#### Task brief
Search the data for the word "recently". Reproduce every line where it is found.

#### Data excerpts
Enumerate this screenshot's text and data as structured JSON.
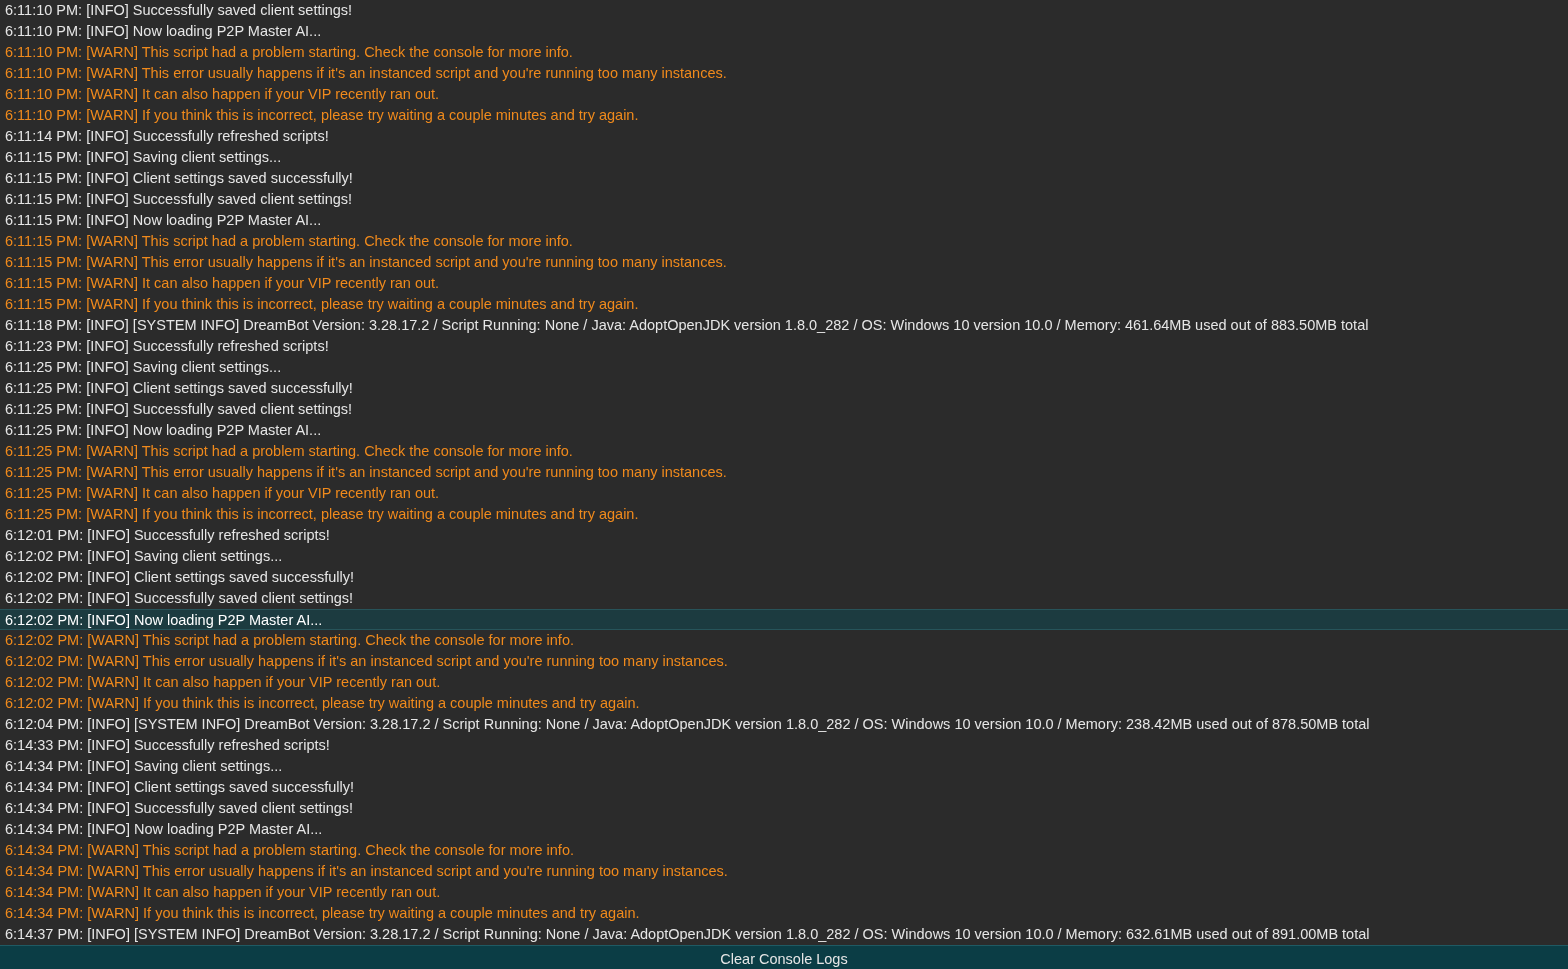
{
  "log_lines": [
    {
      "kind": "info",
      "selected": false,
      "text": "6:11:10 PM: [INFO] Successfully saved client settings!"
    },
    {
      "kind": "info",
      "selected": false,
      "text": "6:11:10 PM: [INFO] Now loading P2P Master AI..."
    },
    {
      "kind": "warn",
      "selected": false,
      "text": "6:11:10 PM: [WARN] This script had a problem starting. Check the console for more info."
    },
    {
      "kind": "warn",
      "selected": false,
      "text": "6:11:10 PM: [WARN] This error usually happens if it's an instanced script and you're running too many instances."
    },
    {
      "kind": "warn",
      "selected": false,
      "text": "6:11:10 PM: [WARN] It can also happen if your VIP recently ran out."
    },
    {
      "kind": "warn",
      "selected": false,
      "text": "6:11:10 PM: [WARN] If you think this is incorrect, please try waiting a couple minutes and try again."
    },
    {
      "kind": "info",
      "selected": false,
      "text": "6:11:14 PM: [INFO] Successfully refreshed scripts!"
    },
    {
      "kind": "info",
      "selected": false,
      "text": "6:11:15 PM: [INFO] Saving client settings..."
    },
    {
      "kind": "info",
      "selected": false,
      "text": "6:11:15 PM: [INFO] Client settings saved successfully!"
    },
    {
      "kind": "info",
      "selected": false,
      "text": "6:11:15 PM: [INFO] Successfully saved client settings!"
    },
    {
      "kind": "info",
      "selected": false,
      "text": "6:11:15 PM: [INFO] Now loading P2P Master AI..."
    },
    {
      "kind": "warn",
      "selected": false,
      "text": "6:11:15 PM: [WARN] This script had a problem starting. Check the console for more info."
    },
    {
      "kind": "warn",
      "selected": false,
      "text": "6:11:15 PM: [WARN] This error usually happens if it's an instanced script and you're running too many instances."
    },
    {
      "kind": "warn",
      "selected": false,
      "text": "6:11:15 PM: [WARN] It can also happen if your VIP recently ran out."
    },
    {
      "kind": "warn",
      "selected": false,
      "text": "6:11:15 PM: [WARN] If you think this is incorrect, please try waiting a couple minutes and try again."
    },
    {
      "kind": "info",
      "selected": false,
      "text": "6:11:18 PM: [INFO] [SYSTEM INFO] DreamBot Version: 3.28.17.2 / Script Running: None / Java: AdoptOpenJDK version 1.8.0_282 / OS: Windows 10 version 10.0 / Memory: 461.64MB used out of 883.50MB total"
    },
    {
      "kind": "info",
      "selected": false,
      "text": "6:11:23 PM: [INFO] Successfully refreshed scripts!"
    },
    {
      "kind": "info",
      "selected": false,
      "text": "6:11:25 PM: [INFO] Saving client settings..."
    },
    {
      "kind": "info",
      "selected": false,
      "text": "6:11:25 PM: [INFO] Client settings saved successfully!"
    },
    {
      "kind": "info",
      "selected": false,
      "text": "6:11:25 PM: [INFO] Successfully saved client settings!"
    },
    {
      "kind": "info",
      "selected": false,
      "text": "6:11:25 PM: [INFO] Now loading P2P Master AI..."
    },
    {
      "kind": "warn",
      "selected": false,
      "text": "6:11:25 PM: [WARN] This script had a problem starting. Check the console for more info."
    },
    {
      "kind": "warn",
      "selected": false,
      "text": "6:11:25 PM: [WARN] This error usually happens if it's an instanced script and you're running too many instances."
    },
    {
      "kind": "warn",
      "selected": false,
      "text": "6:11:25 PM: [WARN] It can also happen if your VIP recently ran out."
    },
    {
      "kind": "warn",
      "selected": false,
      "text": "6:11:25 PM: [WARN] If you think this is incorrect, please try waiting a couple minutes and try again."
    },
    {
      "kind": "info",
      "selected": false,
      "text": "6:12:01 PM: [INFO] Successfully refreshed scripts!"
    },
    {
      "kind": "info",
      "selected": false,
      "text": "6:12:02 PM: [INFO] Saving client settings..."
    },
    {
      "kind": "info",
      "selected": false,
      "text": "6:12:02 PM: [INFO] Client settings saved successfully!"
    },
    {
      "kind": "info",
      "selected": false,
      "text": "6:12:02 PM: [INFO] Successfully saved client settings!"
    },
    {
      "kind": "info",
      "selected": true,
      "text": "6:12:02 PM: [INFO] Now loading P2P Master AI..."
    },
    {
      "kind": "warn",
      "selected": false,
      "text": "6:12:02 PM: [WARN] This script had a problem starting. Check the console for more info."
    },
    {
      "kind": "warn",
      "selected": false,
      "text": "6:12:02 PM: [WARN] This error usually happens if it's an instanced script and you're running too many instances."
    },
    {
      "kind": "warn",
      "selected": false,
      "text": "6:12:02 PM: [WARN] It can also happen if your VIP recently ran out."
    },
    {
      "kind": "warn",
      "selected": false,
      "text": "6:12:02 PM: [WARN] If you think this is incorrect, please try waiting a couple minutes and try again."
    },
    {
      "kind": "info",
      "selected": false,
      "text": "6:12:04 PM: [INFO] [SYSTEM INFO] DreamBot Version: 3.28.17.2 / Script Running: None / Java: AdoptOpenJDK version 1.8.0_282 / OS: Windows 10 version 10.0 / Memory: 238.42MB used out of 878.50MB total"
    },
    {
      "kind": "info",
      "selected": false,
      "text": "6:14:33 PM: [INFO] Successfully refreshed scripts!"
    },
    {
      "kind": "info",
      "selected": false,
      "text": "6:14:34 PM: [INFO] Saving client settings..."
    },
    {
      "kind": "info",
      "selected": false,
      "text": "6:14:34 PM: [INFO] Client settings saved successfully!"
    },
    {
      "kind": "info",
      "selected": false,
      "text": "6:14:34 PM: [INFO] Successfully saved client settings!"
    },
    {
      "kind": "info",
      "selected": false,
      "text": "6:14:34 PM: [INFO] Now loading P2P Master AI..."
    },
    {
      "kind": "warn",
      "selected": false,
      "text": "6:14:34 PM: [WARN] This script had a problem starting. Check the console for more info."
    },
    {
      "kind": "warn",
      "selected": false,
      "text": "6:14:34 PM: [WARN] This error usually happens if it's an instanced script and you're running too many instances."
    },
    {
      "kind": "warn",
      "selected": false,
      "text": "6:14:34 PM: [WARN] It can also happen if your VIP recently ran out."
    },
    {
      "kind": "warn",
      "selected": false,
      "text": "6:14:34 PM: [WARN] If you think this is incorrect, please try waiting a couple minutes and try again."
    },
    {
      "kind": "info",
      "selected": false,
      "text": "6:14:37 PM: [INFO] [SYSTEM INFO] DreamBot Version: 3.28.17.2 / Script Running: None / Java: AdoptOpenJDK version 1.8.0_282 / OS: Windows 10 version 10.0 / Memory: 632.61MB used out of 891.00MB total"
    }
  ],
  "clear_button": {
    "label": "Clear Console Logs"
  }
}
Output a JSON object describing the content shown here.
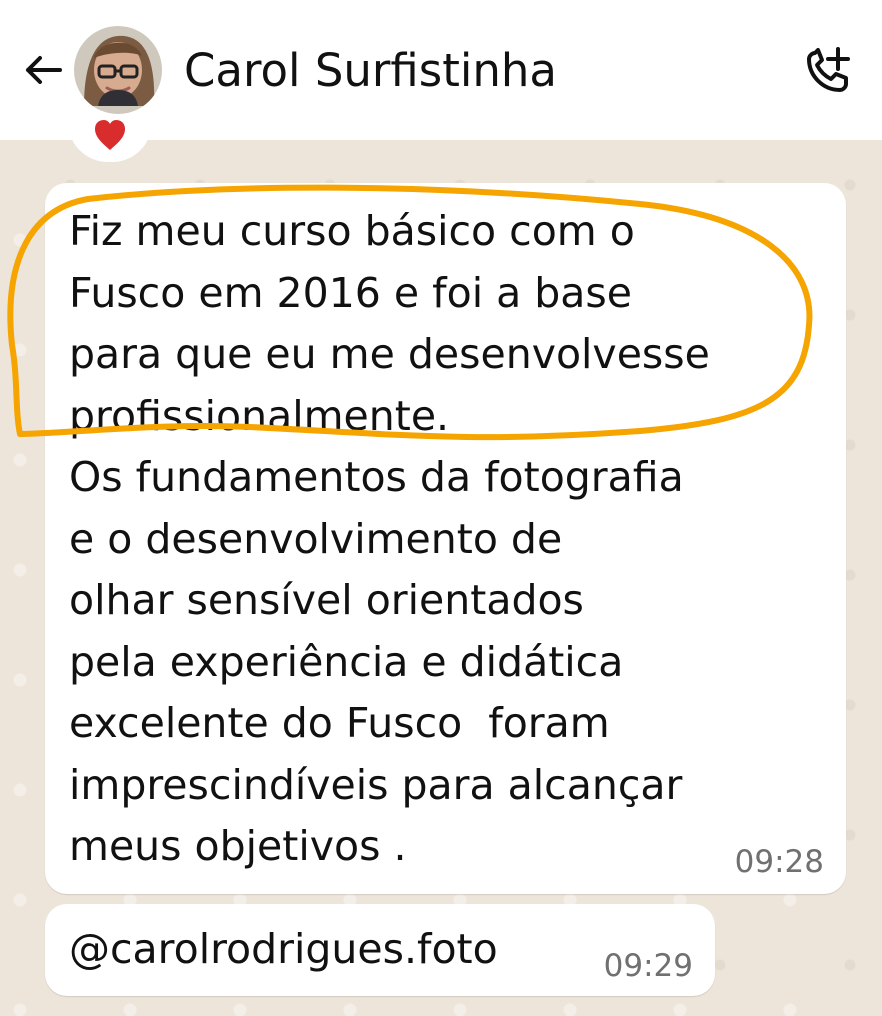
{
  "header": {
    "title": "Carol Surfistinha"
  },
  "icons": {
    "back": "back-arrow-icon",
    "call": "add-call-icon",
    "reaction": "red-heart-icon"
  },
  "messages": [
    {
      "text": "Fiz meu curso básico com o\nFusco em 2016 e foi a base\npara que eu me desenvolvesse\nprofissionalmente.\nOs fundamentos da fotografia\ne o desenvolvimento de\nolhar sensível orientados\npela experiência e didática\nexcelente do Fusco  foram\nimprescindíveis para alcançar\nmeus objetivos .",
      "time": "09:28"
    },
    {
      "text": "@carolrodrigues.foto",
      "time": "09:29"
    }
  ],
  "colors": {
    "background": "#ede5da",
    "bubble": "#ffffff",
    "highlight_stroke": "#f5a400",
    "reaction": "#d92d2d"
  }
}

#### Written response
      "text": "6:11:10 PM: [WARN] It can also happen if your VIP recently ran out."
      "text": "6:11:15 PM: [WARN] It can also happen if your VIP recently ran out."
      "text": "6:11:25 PM: [WARN] It can also happen if your VIP recently ran out."
      "text": "6:12:02 PM: [WARN] It can also happen if your VIP recently ran out."
      "text": "6:14:34 PM: [WARN] It can also happen if your VIP recently ran out."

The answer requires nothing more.